---- Source material

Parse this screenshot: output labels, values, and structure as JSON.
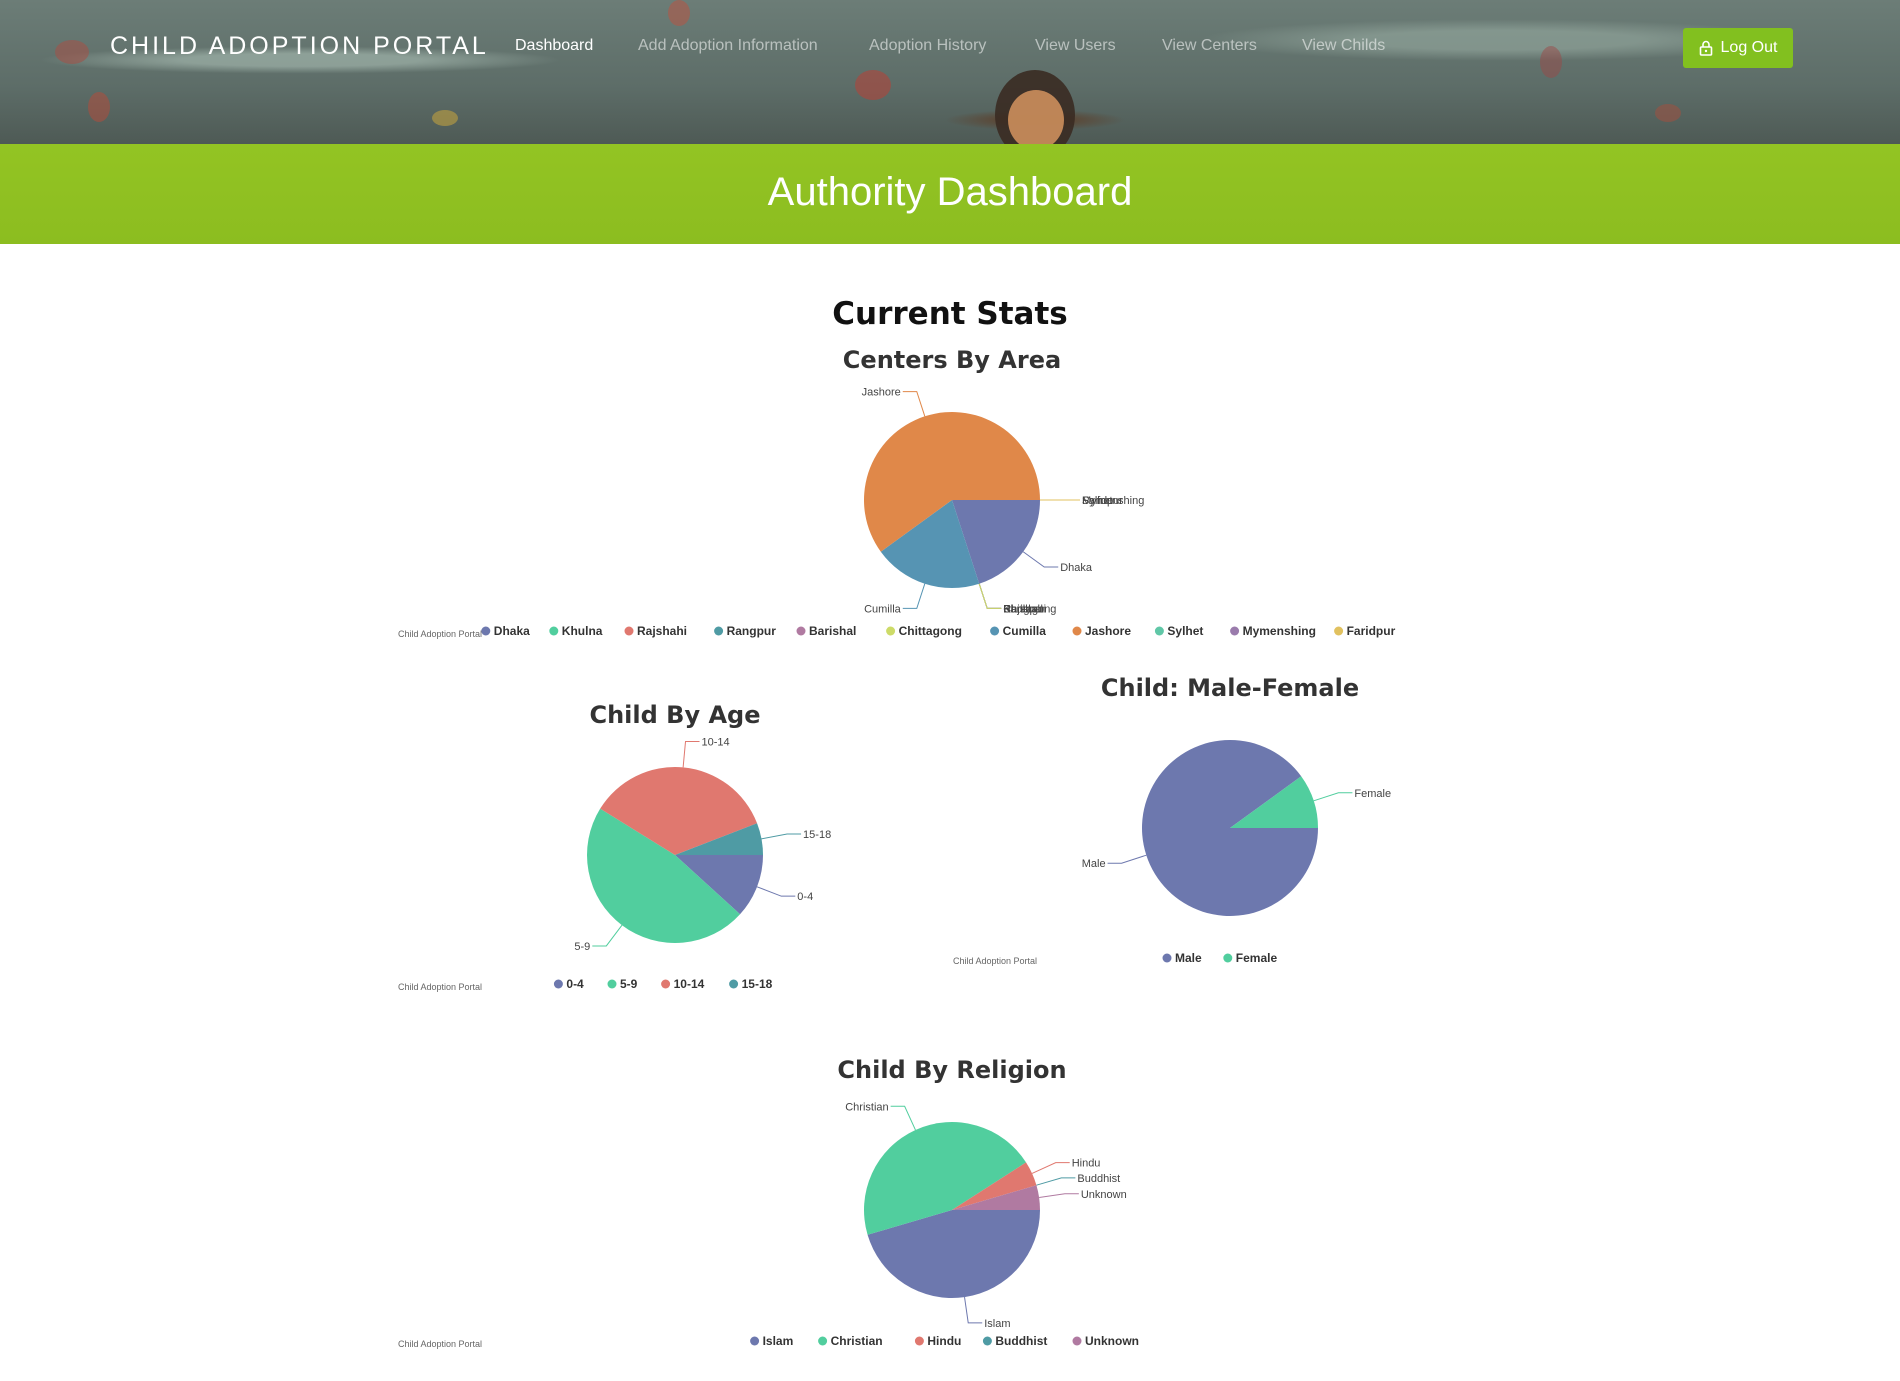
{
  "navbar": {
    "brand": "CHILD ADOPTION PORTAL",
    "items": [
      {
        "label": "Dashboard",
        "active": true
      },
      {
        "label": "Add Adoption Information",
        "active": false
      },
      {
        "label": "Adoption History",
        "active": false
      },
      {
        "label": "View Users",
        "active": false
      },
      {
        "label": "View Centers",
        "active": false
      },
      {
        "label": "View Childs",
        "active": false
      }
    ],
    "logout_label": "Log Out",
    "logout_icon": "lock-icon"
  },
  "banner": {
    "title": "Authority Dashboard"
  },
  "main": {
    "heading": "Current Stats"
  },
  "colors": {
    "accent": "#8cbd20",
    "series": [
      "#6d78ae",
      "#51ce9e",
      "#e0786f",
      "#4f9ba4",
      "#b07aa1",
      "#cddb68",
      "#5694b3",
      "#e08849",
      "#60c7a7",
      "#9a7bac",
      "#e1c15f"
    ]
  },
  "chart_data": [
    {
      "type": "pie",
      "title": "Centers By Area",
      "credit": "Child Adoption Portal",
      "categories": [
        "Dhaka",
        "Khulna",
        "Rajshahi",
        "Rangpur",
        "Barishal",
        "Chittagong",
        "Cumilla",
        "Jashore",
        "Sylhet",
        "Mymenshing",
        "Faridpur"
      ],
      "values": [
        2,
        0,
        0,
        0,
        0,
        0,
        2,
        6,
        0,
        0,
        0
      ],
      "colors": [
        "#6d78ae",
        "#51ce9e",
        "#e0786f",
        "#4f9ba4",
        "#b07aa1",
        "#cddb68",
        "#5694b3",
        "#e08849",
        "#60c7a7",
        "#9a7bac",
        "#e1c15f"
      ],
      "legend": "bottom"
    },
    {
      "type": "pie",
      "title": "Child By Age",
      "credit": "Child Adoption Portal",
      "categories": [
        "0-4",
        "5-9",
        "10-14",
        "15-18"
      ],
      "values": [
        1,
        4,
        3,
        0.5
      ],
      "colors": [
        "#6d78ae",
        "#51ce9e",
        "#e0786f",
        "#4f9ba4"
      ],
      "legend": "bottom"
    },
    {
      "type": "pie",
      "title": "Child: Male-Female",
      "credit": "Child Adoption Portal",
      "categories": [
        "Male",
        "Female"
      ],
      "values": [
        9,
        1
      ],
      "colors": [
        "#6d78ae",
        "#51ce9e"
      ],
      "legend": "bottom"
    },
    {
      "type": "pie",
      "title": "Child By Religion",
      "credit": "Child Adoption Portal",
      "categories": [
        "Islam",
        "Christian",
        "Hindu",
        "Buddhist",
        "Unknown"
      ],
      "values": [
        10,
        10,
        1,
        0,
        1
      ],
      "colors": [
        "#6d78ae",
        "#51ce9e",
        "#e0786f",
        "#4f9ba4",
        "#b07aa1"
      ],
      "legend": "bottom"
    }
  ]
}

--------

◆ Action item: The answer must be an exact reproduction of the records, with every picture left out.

◆ Solution to the problem:
Parse this screenshot: output labels, values, and structure as JSON.
{
  "navbar": {
    "brand": "CHILD ADOPTION PORTAL",
    "items": [
      {
        "label": "Dashboard",
        "active": true
      },
      {
        "label": "Add Adoption Information",
        "active": false
      },
      {
        "label": "Adoption History",
        "active": false
      },
      {
        "label": "View Users",
        "active": false
      },
      {
        "label": "View Centers",
        "active": false
      },
      {
        "label": "View Childs",
        "active": false
      }
    ],
    "logout_label": "Log Out",
    "logout_icon": "lock-icon"
  },
  "banner": {
    "title": "Authority Dashboard"
  },
  "main": {
    "heading": "Current Stats"
  },
  "colors": {
    "accent": "#8cbd20",
    "series": [
      "#6d78ae",
      "#51ce9e",
      "#e0786f",
      "#4f9ba4",
      "#b07aa1",
      "#cddb68",
      "#5694b3",
      "#e08849",
      "#60c7a7",
      "#9a7bac",
      "#e1c15f"
    ]
  },
  "chart_data": [
    {
      "type": "pie",
      "title": "Centers By Area",
      "credit": "Child Adoption Portal",
      "categories": [
        "Dhaka",
        "Khulna",
        "Rajshahi",
        "Rangpur",
        "Barishal",
        "Chittagong",
        "Cumilla",
        "Jashore",
        "Sylhet",
        "Mymenshing",
        "Faridpur"
      ],
      "values": [
        2,
        0,
        0,
        0,
        0,
        0,
        2,
        6,
        0,
        0,
        0
      ],
      "colors": [
        "#6d78ae",
        "#51ce9e",
        "#e0786f",
        "#4f9ba4",
        "#b07aa1",
        "#cddb68",
        "#5694b3",
        "#e08849",
        "#60c7a7",
        "#9a7bac",
        "#e1c15f"
      ],
      "legend": "bottom"
    },
    {
      "type": "pie",
      "title": "Child By Age",
      "credit": "Child Adoption Portal",
      "categories": [
        "0-4",
        "5-9",
        "10-14",
        "15-18"
      ],
      "values": [
        1,
        4,
        3,
        0.5
      ],
      "colors": [
        "#6d78ae",
        "#51ce9e",
        "#e0786f",
        "#4f9ba4"
      ],
      "legend": "bottom"
    },
    {
      "type": "pie",
      "title": "Child: Male-Female",
      "credit": "Child Adoption Portal",
      "categories": [
        "Male",
        "Female"
      ],
      "values": [
        9,
        1
      ],
      "colors": [
        "#6d78ae",
        "#51ce9e"
      ],
      "legend": "bottom"
    },
    {
      "type": "pie",
      "title": "Child By Religion",
      "credit": "Child Adoption Portal",
      "categories": [
        "Islam",
        "Christian",
        "Hindu",
        "Buddhist",
        "Unknown"
      ],
      "values": [
        10,
        10,
        1,
        0,
        1
      ],
      "colors": [
        "#6d78ae",
        "#51ce9e",
        "#e0786f",
        "#4f9ba4",
        "#b07aa1"
      ],
      "legend": "bottom"
    }
  ]
}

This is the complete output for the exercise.